Adventure Projects is hiring an Android engineer to join us in Boulder, CO
Hiking Project Logo

Welch-Dickey Mountain Loop

 4.6 (17)

Length


4.2 Miles 6.8 Kilometers


1,709' 521 m

Ascent

-1,709' -521 m

Descent

15%

Avg Grade (9°)

39%

Max Grade (21°)

2,727' 831 m

High

1,119' 341 m

Low

Shared By Tom Robson

Conditions


All Clear 42 days ago
Mostly Dry, Fallen Trees History

Getting forecast...

Make a unique and scenic loop to the summits of two mountains on this stunning trail.

Tom Robson

Dogs Leashed

Features Fall Colors · River/Creek · Views

Overview

Welch Mountain is a prominent rocky peak that forms the western wall of the narrow gateway to Waterville Valley through which the Mad River flows. A short distance to the northwest is the exposed summit of Dickey Mountain. There are many outstanding views of the surrounding countryside that can be seen from open ledges and rock outcrops along the Welch-Dickey Mountain Trail.

Need to Know

CAUTION: In wet weather, the exposed bare rock may be slippery. Be aware of jagged drop offs.

Description

The Welch/Dickey Mountain Trail bears right after leaving the parking area and then crosses a brook. It climbs gradually through a mixed stand of birches, beech and maple, following back to reach the southern ridge of Welch Mountain. Here the trail passes through a stand conifers before coming out onto a broad exposed ledge (1.3 miles).

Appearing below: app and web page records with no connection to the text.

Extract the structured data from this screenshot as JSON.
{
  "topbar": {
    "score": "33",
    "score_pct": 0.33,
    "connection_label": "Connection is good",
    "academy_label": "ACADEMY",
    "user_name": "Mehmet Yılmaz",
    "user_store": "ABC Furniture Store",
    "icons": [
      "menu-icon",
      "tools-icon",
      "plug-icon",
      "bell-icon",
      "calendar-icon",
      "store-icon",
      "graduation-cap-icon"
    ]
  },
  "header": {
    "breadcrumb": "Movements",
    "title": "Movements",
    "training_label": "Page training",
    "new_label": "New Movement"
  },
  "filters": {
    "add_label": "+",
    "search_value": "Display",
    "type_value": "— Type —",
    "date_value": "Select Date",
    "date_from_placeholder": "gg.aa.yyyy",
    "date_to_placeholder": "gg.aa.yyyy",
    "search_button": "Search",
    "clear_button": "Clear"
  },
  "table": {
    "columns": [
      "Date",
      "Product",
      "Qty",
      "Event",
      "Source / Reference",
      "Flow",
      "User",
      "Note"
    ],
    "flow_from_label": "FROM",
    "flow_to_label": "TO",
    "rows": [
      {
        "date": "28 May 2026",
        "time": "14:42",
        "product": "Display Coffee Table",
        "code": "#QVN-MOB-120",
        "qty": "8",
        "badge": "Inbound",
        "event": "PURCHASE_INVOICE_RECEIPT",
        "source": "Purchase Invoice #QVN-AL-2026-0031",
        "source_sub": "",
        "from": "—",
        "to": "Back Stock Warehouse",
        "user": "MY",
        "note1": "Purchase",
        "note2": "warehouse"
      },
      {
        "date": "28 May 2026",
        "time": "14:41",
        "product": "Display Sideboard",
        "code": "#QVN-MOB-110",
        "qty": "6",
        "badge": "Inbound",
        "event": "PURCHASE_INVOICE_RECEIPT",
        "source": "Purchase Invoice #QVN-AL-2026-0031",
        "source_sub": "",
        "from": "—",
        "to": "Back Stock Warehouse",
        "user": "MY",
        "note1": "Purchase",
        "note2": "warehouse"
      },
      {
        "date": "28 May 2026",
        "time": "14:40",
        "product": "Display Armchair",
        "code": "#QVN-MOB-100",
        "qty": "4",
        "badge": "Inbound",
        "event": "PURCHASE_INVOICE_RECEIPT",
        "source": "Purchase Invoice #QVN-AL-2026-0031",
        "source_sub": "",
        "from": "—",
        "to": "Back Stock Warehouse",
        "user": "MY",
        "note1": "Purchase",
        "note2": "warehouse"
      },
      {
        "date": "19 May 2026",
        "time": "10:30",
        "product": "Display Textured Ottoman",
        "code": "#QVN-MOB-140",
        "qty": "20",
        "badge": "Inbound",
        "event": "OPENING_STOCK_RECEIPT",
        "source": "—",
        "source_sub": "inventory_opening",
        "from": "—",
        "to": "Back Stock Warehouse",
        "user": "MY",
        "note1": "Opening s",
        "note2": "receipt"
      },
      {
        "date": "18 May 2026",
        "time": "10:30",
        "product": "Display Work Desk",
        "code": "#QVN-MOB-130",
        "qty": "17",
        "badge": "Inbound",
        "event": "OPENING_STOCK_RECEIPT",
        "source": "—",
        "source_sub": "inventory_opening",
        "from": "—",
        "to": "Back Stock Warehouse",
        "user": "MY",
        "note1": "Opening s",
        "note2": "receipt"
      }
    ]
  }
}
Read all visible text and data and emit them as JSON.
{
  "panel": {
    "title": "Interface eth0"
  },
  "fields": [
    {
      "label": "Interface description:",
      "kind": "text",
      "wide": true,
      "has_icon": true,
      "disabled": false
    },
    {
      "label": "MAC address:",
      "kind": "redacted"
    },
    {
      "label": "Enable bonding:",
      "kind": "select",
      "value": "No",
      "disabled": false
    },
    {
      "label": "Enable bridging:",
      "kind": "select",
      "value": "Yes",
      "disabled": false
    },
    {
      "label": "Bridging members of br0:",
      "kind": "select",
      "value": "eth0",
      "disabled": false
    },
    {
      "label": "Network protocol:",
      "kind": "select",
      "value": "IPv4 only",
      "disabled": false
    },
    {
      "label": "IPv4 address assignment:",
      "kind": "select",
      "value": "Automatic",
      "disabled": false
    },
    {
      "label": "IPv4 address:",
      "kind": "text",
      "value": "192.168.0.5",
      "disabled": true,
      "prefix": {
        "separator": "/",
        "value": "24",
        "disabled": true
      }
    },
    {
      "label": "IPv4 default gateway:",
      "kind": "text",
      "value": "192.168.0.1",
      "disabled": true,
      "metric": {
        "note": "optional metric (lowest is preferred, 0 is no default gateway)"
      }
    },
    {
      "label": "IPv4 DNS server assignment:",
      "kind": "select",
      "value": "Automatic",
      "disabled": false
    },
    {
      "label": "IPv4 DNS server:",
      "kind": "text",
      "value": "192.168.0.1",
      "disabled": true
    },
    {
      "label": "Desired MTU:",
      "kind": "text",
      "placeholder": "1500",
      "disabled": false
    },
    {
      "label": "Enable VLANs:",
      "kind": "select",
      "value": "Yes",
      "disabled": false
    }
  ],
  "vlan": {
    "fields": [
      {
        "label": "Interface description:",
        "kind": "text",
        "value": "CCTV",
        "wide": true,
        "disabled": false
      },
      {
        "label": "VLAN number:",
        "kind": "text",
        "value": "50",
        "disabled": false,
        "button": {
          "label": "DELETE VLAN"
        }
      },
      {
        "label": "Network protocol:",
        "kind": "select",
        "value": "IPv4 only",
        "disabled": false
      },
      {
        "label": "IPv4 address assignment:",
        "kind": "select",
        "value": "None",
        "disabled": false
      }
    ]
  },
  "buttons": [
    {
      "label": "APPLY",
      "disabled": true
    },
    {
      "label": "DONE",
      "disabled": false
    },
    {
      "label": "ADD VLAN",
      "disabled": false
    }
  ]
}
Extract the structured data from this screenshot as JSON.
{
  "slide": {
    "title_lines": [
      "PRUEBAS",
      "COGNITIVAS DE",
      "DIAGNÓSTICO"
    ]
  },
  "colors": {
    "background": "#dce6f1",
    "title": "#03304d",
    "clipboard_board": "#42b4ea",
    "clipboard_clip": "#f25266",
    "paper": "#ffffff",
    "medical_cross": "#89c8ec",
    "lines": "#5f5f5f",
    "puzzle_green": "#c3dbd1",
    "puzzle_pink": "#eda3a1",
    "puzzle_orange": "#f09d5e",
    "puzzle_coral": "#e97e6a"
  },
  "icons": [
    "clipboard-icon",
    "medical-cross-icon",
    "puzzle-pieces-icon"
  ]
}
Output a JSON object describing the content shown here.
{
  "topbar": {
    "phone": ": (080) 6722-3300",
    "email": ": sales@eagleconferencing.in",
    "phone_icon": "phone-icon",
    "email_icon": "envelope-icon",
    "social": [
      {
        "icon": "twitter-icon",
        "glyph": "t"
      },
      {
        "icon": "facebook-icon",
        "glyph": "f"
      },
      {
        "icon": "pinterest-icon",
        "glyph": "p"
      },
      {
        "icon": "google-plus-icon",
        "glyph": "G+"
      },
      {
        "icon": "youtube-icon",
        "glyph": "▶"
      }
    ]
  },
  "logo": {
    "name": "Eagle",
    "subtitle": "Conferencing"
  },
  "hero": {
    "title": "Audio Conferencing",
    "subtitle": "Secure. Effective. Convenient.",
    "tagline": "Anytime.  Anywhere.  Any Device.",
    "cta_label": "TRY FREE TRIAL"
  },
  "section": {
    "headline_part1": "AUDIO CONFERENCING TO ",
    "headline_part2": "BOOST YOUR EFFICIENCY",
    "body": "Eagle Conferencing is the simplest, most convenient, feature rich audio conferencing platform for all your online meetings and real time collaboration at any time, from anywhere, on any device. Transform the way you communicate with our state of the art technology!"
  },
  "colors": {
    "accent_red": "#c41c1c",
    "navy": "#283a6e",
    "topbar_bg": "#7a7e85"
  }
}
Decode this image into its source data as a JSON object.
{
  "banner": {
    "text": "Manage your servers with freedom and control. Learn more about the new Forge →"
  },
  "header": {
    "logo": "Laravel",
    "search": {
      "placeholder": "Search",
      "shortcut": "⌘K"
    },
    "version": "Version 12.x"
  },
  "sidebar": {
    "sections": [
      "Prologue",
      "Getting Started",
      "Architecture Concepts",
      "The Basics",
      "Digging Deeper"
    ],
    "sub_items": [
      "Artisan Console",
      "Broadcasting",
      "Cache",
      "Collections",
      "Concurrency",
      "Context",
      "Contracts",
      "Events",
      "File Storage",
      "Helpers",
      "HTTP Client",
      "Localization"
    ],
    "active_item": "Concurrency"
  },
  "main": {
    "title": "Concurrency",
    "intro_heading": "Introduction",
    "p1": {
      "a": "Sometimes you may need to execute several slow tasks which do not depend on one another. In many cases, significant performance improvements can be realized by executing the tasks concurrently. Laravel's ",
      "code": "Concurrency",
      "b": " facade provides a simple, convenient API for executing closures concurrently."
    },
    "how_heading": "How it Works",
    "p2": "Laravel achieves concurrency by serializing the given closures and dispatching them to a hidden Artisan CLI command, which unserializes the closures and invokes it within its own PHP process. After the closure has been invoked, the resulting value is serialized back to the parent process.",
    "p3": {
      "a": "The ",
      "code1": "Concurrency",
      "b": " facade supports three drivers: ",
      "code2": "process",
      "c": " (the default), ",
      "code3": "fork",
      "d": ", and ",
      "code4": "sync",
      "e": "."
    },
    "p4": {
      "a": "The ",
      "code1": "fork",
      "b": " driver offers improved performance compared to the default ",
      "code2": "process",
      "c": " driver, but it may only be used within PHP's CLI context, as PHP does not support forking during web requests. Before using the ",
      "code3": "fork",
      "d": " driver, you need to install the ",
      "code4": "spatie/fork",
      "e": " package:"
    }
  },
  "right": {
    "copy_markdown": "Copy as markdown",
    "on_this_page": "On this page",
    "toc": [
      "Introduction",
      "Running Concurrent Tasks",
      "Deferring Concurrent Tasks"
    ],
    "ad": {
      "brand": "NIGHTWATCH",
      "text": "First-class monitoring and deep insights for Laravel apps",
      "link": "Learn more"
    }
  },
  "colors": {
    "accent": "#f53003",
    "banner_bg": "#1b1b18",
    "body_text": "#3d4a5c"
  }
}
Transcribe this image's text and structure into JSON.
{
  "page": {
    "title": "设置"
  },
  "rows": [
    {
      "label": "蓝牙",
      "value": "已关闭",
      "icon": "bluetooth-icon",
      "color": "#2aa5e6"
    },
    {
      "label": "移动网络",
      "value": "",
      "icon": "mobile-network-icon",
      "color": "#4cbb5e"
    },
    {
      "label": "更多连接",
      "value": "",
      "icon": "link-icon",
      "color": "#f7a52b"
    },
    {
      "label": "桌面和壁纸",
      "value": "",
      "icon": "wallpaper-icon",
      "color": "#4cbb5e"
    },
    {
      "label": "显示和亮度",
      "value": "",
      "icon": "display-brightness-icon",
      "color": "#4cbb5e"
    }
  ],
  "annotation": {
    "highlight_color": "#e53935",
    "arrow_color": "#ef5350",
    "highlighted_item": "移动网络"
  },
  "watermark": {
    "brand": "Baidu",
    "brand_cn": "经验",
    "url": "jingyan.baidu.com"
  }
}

From here, the trail scampers up the ridge to the summit of Welch Mountain. Stop on this rock outcropping and take in the views, or simply push on to your next objective, Dickey Mountain. From the Dickey Mountain summit you'll turn south and head down the other side of the drainage back to the parking area.

Although not as steep as your ascent pitch, this descent is nothing to trifle with. Take it slow and be very wary of wet surfaces.

Flora & Fauna

At one time this area was covered with red oak, red spruce and scattered white pine but fire ravaged the area in the 1880's. Welch and Dickey Mountains are susceptible to lightning strikes, which can result in fire. Today, jack pine (a pioneer species) is present, but declining. Jack pine is primarily a fire-dependent species.

The cones are serotinous which means they require heat to open and release seeds; temperatures of at least 160° F are required. Welch Mountain is one of five places in New Hampshire that jack pine survives. Other places include Lake Umbagog, Mount Chocorua, Webster Cliff and Sandwich Dome. Welch Mountain and Sandwich Dome is the southern most tip of this species range.

Contacts

You & This Featured Hike


Rate Quality


   Clear Rating

Rate Difficulty

Share This Hike

Your Check-Ins

Check-Ins

Jul 15, 2018
Tawnya Ruby
Loved it. Would do again in a heartbeat
Jul 9, 2018
Brian Slatas
Starts in a pine forest and after about a mile the tress diminish and are replaced by exposed rock. Beautiful 360 degree view of the White Mtns. 4.4mi
Jun 3, 2018
Cindy Sayles
4.2mi
May 13, 2018
Matthijs Van Spronsen
4.4mi
May 5, 2018
Sandra Rock
Glorious day for a hike! Temp. high 60s, light breeze. No bugs. No snow or ice. 4.3mi — 5h 10m
Oct 28, 2017
Michael Klesseck
Nice, easy trail with lots of people. 4.2mi
Oct 28, 2017
Kimberly Hui
4.2mi
Oct 22, 2017
Taylor Browning

Trail Ratings

  4.6 from 17 votes

#245

Overall
  4.6 from 17 votes
5 Star
71%
4 Star
24%
3 Star
6%
2 Star
0%
1 Star
0%
Rankings

#245

Overall
360 Views Last Month
2,821 Since Oct 22, 2015
Intermediate/Difficult Intermediate/Difficult

0%
0%
30%
45%
25%
0%

0 Comments

Hiking Project is part of the REI Co-op family,
where a life outdoors is a life well lived.

Shop REI Hiking